Tom’s wife was always a little afraid of Gunner. Not that I blamed her. For one thing, Gunner was bigger than she was. Tom said Gunner was 125 pounds, but he seemed bigger than that to me. Gunner was always larger-than-life.
Gunner was a male Chesapeake retriever and he was just plain intimidating. I always had the feeling that he didn\’t belong in our era and that he would be happier crushing the neck of a woolly mammoth. I used to call him Jurassic Dog.
Early on, Tom tried to allay his wife\’s fears by taking Gunner and her to see a professional dog trainer. The trainer studied Gunner for some time and said, \”Your wife is absolutely right about this dog. Sometime soon you and Gunner are going to have to fight to see who is going to be the dominant one. Good luck!\” And so it came to pass one day in Tom\’s garage. Tom, with assistance from a handy 2×4, emerged victorious.
From that day on Gunner was a great dog and never hurt a fly, but he could still intimidate people. One time, we were setting out our duck decoys in the pre-dawn darkness and heard some other guys approaching. We shined our flashlights at them to let them know we were already there, but they ignored it and started to set up nearby. Gunner went over to explain to them that this spot was taken. The guys packed up and left. In all the years we hunted with Gunner, we never had anyone crowd us!
Gunner loved me passionately (that\’s another story) but he couldn’t abide bad shooting. I, on the other hand, am one of the worst shots in California. I have my good days of course, but this wasn’t one of them.
Tom had long since limited out, but I still needed two more ducks. I had missed the last six ducks and Gunner was getting P.O.’d. We were hunting out of a pair of sunken barrels at the Los Banos Wildlife Area, with Gunner standing between us. A pair of mallards came in and I missed them both. Gunner gave me a dirty look. You have to picture it. I’m sitting in this sunken barrel with only my head above ground and staring up into those yellow prehistoric wolf eyes. Nobody could give a dirty look like Gunner!
I missed another duck and Gunner showed me his teeth. “Yes Gunner, I know about the teeth. I’ve seen you crush a rock the size of a baseball with those teeth.\” I missed another pair. Dog saliva began to drip on my shoulder. “It’s okay, Gunner, I’ll get the next one.”
I didn’t. Gunner began to growl. A low rumbling like distant artillery fire. “Take it easy, I’ll get the next one, I promise.”

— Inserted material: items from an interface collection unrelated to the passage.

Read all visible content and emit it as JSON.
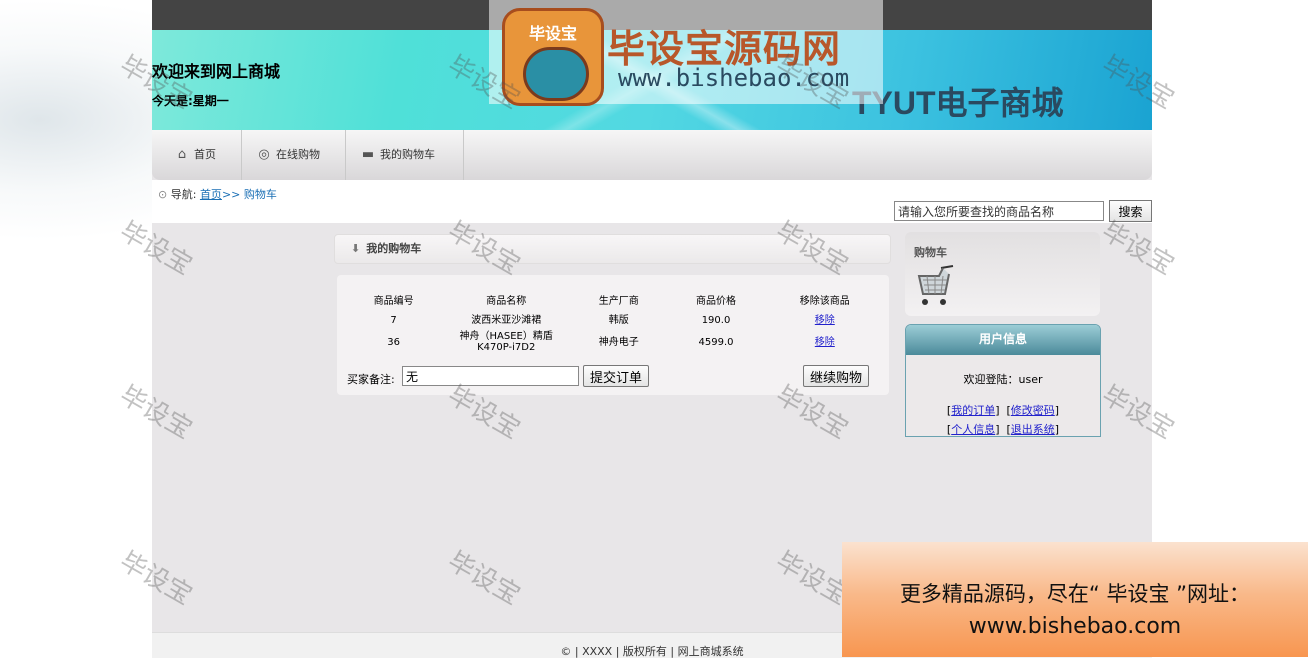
{
  "header": {
    "welcome": "欢迎来到网上商城",
    "today": "今天是:星期一",
    "shop_name": "TYUT电子商城"
  },
  "nav": {
    "items": [
      {
        "label": "首页",
        "icon": "home-icon"
      },
      {
        "label": "在线购物",
        "icon": "globe-icon"
      },
      {
        "label": "我的购物车",
        "icon": "car-icon"
      }
    ]
  },
  "breadcrumb": {
    "prefix": "导航:",
    "home": "首页",
    "sep": ">>",
    "current": "购物车"
  },
  "search": {
    "placeholder": "请输入您所要查找的商品名称",
    "button": "搜索"
  },
  "cart": {
    "title": "我的购物车",
    "columns": [
      "商品编号",
      "商品名称",
      "生产厂商",
      "商品价格",
      "移除该商品"
    ],
    "rows": [
      {
        "id": "7",
        "name": "波西米亚沙滩裙",
        "maker": "韩版",
        "price": "190.0",
        "action": "移除"
      },
      {
        "id": "36",
        "name": "神舟（HASEE）精盾 K470P-i7D2",
        "maker": "神舟电子",
        "price": "4599.0",
        "action": "移除"
      }
    ],
    "remark_label": "买家备注:",
    "remark_value": "无",
    "submit_button": "提交订单",
    "continue_button": "继续购物"
  },
  "sidebar": {
    "cart_title": "购物车",
    "user_title": "用户信息",
    "greeting": "欢迎登陆：user",
    "links": [
      "我的订单",
      "修改密码",
      "个人信息",
      "退出系统"
    ]
  },
  "footer": {
    "text": "© | XXXX | 版权所有 | 网上商城系统"
  },
  "overlay": {
    "logo_text": "毕设宝",
    "brand_name": "毕设宝源码网",
    "brand_url": "www.bishebao.com",
    "watermark": "毕设宝",
    "promo_line1": "更多精品源码，尽在“ 毕设宝 ”网址：",
    "promo_line2": "www.bishebao.com"
  }
}
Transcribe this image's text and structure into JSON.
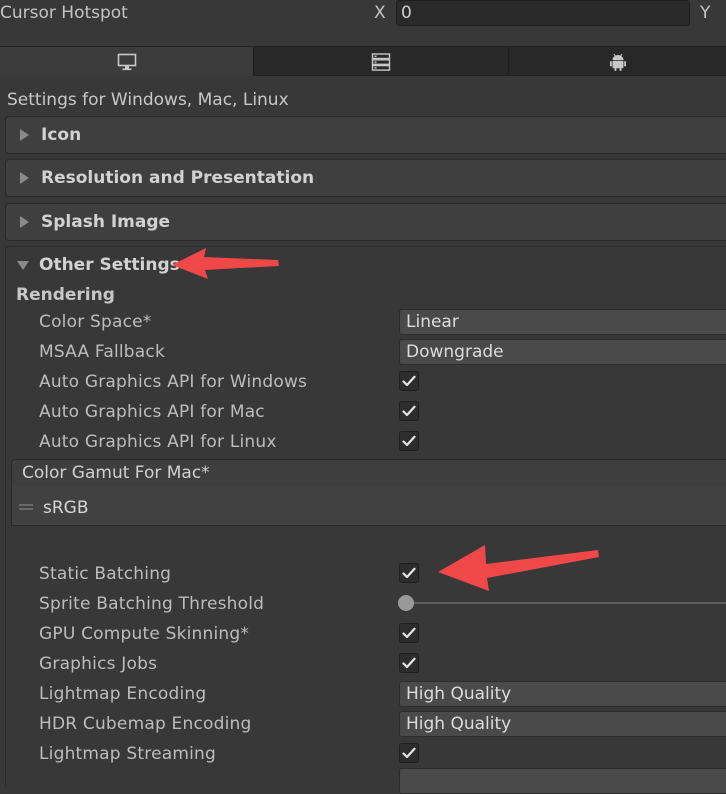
{
  "top": {
    "cursor_hotspot_label": "Cursor Hotspot",
    "x_label": "X",
    "x_value": "0",
    "y_label": "Y"
  },
  "tabs": [
    {
      "icon": "monitor-icon",
      "active": true
    },
    {
      "icon": "server-icon",
      "active": false
    },
    {
      "icon": "android-icon",
      "active": false
    }
  ],
  "settings_title": "Settings for Windows, Mac, Linux",
  "foldouts": {
    "icon": "Icon",
    "resolution": "Resolution and Presentation",
    "splash": "Splash Image",
    "other": "Other Settings"
  },
  "rendering": {
    "header": "Rendering",
    "color_space_label": "Color Space*",
    "color_space_value": "Linear",
    "msaa_label": "MSAA Fallback",
    "msaa_value": "Downgrade",
    "auto_win_label": "Auto Graphics API  for Windows",
    "auto_mac_label": "Auto Graphics API  for Mac",
    "auto_linux_label": "Auto Graphics API  for Linux",
    "gamut_header": "Color Gamut For Mac*",
    "gamut_item": "sRGB",
    "static_batching_label": "Static Batching",
    "sprite_threshold_label": "Sprite Batching Threshold",
    "sprite_threshold_fraction": 0,
    "gpu_skinning_label": "GPU Compute Skinning*",
    "graphics_jobs_label": "Graphics Jobs",
    "lightmap_encoding_label": "Lightmap Encoding",
    "lightmap_encoding_value": "High Quality",
    "hdr_cubemap_label": "HDR Cubemap Encoding",
    "hdr_cubemap_value": "High Quality",
    "lightmap_streaming_label": "Lightmap Streaming"
  },
  "checked": {
    "auto_win": true,
    "auto_mac": true,
    "auto_linux": true,
    "static_batching": true,
    "gpu_skinning": true,
    "graphics_jobs": true,
    "lightmap_streaming": true
  },
  "colors": {
    "annotation_arrow": "#f04848",
    "background": "#383838"
  }
}
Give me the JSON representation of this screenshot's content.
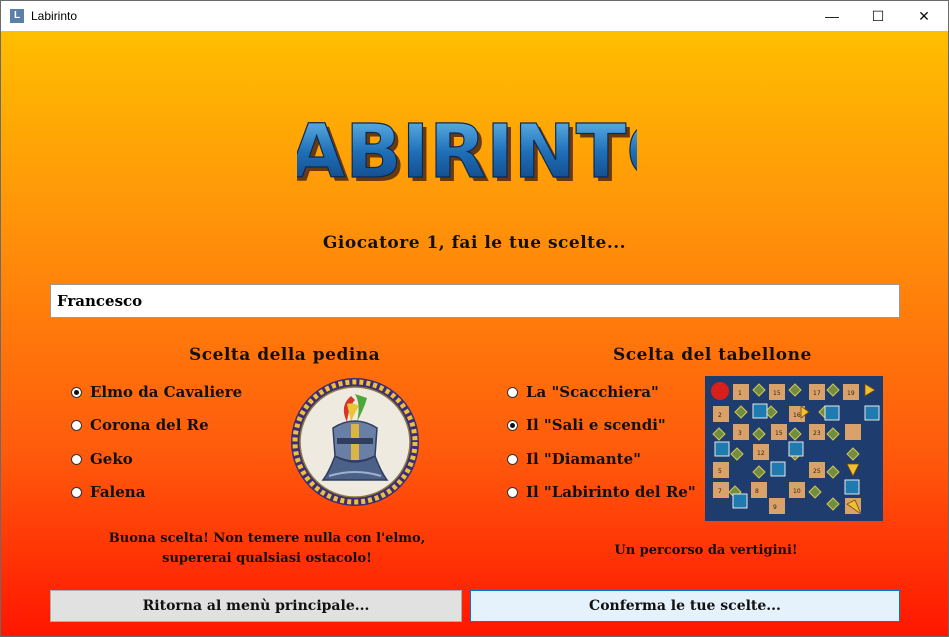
{
  "window": {
    "title": "Labirinto",
    "icon_letter": "L",
    "minimize": "—",
    "maximize": "☐",
    "close": "✕"
  },
  "logo": {
    "text": "LABIRINTO"
  },
  "prompt": "Giocatore 1, fai le tue scelte...",
  "player_name": {
    "value": "Francesco"
  },
  "pawn": {
    "title": "Scelta della pedina",
    "options": [
      "Elmo da Cavaliere",
      "Corona del Re",
      "Geko",
      "Falena"
    ],
    "selected": "Elmo da Cavaliere",
    "description_line1": "Buona scelta! Non temere nulla con l'elmo,",
    "description_line2": "supererai qualsiasi ostacolo!"
  },
  "board_choice": {
    "title": "Scelta del tabellone",
    "options": [
      "La \"Scacchiera\"",
      "Il \"Sali e scendi\"",
      "Il \"Diamante\"",
      "Il \"Labirinto del Re\""
    ],
    "selected": "Il \"Sali e scendi\"",
    "description": "Un percorso da vertigini!",
    "preview_numbers": [
      "1",
      "15",
      "17",
      "19",
      "2",
      "16",
      "3",
      "15",
      "23",
      "12",
      "5",
      "7",
      "25",
      "8",
      "9",
      "10"
    ]
  },
  "buttons": {
    "back": "Ritorna al menù principale...",
    "confirm": "Conferma le tue scelte..."
  },
  "colors": {
    "background_top": "#ffbe00",
    "background_bottom": "#ff1600",
    "logo_blue": "#1f6fb8",
    "board_bg": "#1e3c6e"
  }
}
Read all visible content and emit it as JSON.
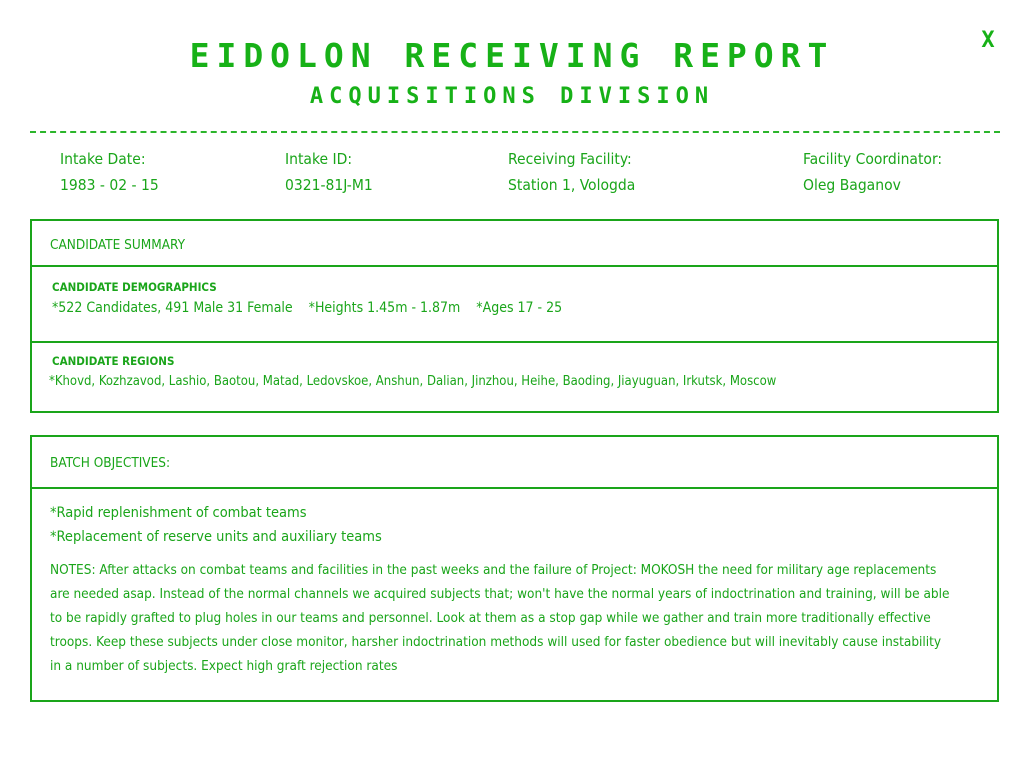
{
  "report": {
    "title": "EIDOLON RECEIVING REPORT",
    "subtitle": "ACQUISITIONS DIVISION",
    "close_label": "X"
  },
  "intake": [
    {
      "label": "Intake Date:",
      "value": "1983 - 02 - 15"
    },
    {
      "label": "Intake ID:",
      "value": "0321-81J-M1"
    },
    {
      "label": "Receiving Facility:",
      "value": "Station 1, Vologda"
    },
    {
      "label": "Facility Coordinator:",
      "value": "Oleg Baganov"
    }
  ],
  "candidate_summary": {
    "header": "CANDIDATE SUMMARY",
    "demographics_title": "CANDIDATE DEMOGRAPHICS",
    "demographics_text": "*522 Candidates, 491 Male 31 Female    *Heights 1.45m - 1.87m    *Ages 17 - 25",
    "regions_title": "CANDIDATE REGIONS",
    "regions_text": "*Khovd, Kozhzavod, Lashio, Baotou, Matad, Ledovskoe, Anshun, Dalian, Jinzhou, Heihe, Baoding, Jiayuguan, Irkutsk, Moscow"
  },
  "batch_objectives": {
    "header": "BATCH OBJECTIVES:",
    "items": [
      "*Rapid replenishment of combat teams",
      "*Replacement of reserve units and auxiliary teams"
    ],
    "notes": "NOTES: After attacks on combat teams and facilities in the past weeks and the failure of Project: MOKOSH the need for military age replacements are needed asap. Instead of the normal channels we acquired subjects that; won't have the normal years of indoctrination and training, will be able to be rapidly grafted to plug holes in our teams and personnel. Look at them as a stop gap while we gather and train more traditionally effective troops. Keep these subjects under close monitor, harsher indoctrination methods will used for faster obedience but will inevitably cause instability in a number of subjects. Expect high graft rejection rates"
  }
}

Six mallards came gliding in. I waited till they had their feet down before I rose up to shoot. I emptied my gun at them. Not a feather. I couldn’t believe it. I sat back down, hanging my head in shame. I didn’t have the nerve to look at Gunner. Something was hitting my hat. I didn’t know what it was until I smelled it. Gunner was peeing on my head!! There wasn’t much I could do about it, being a large guy in a small barrel. I certainly wasn’t going to turn around! Thank God for Gore-Tex! I’ve often thought of sending the Gore-Tex people a testimonial, “Not only is your product waterproof, but…”
Anyway, I knew I deserved it and having thus atoned for my sins, I felt better. I killed the next two ducks. I guess I just needed the proper motivation. Gunner was pleased.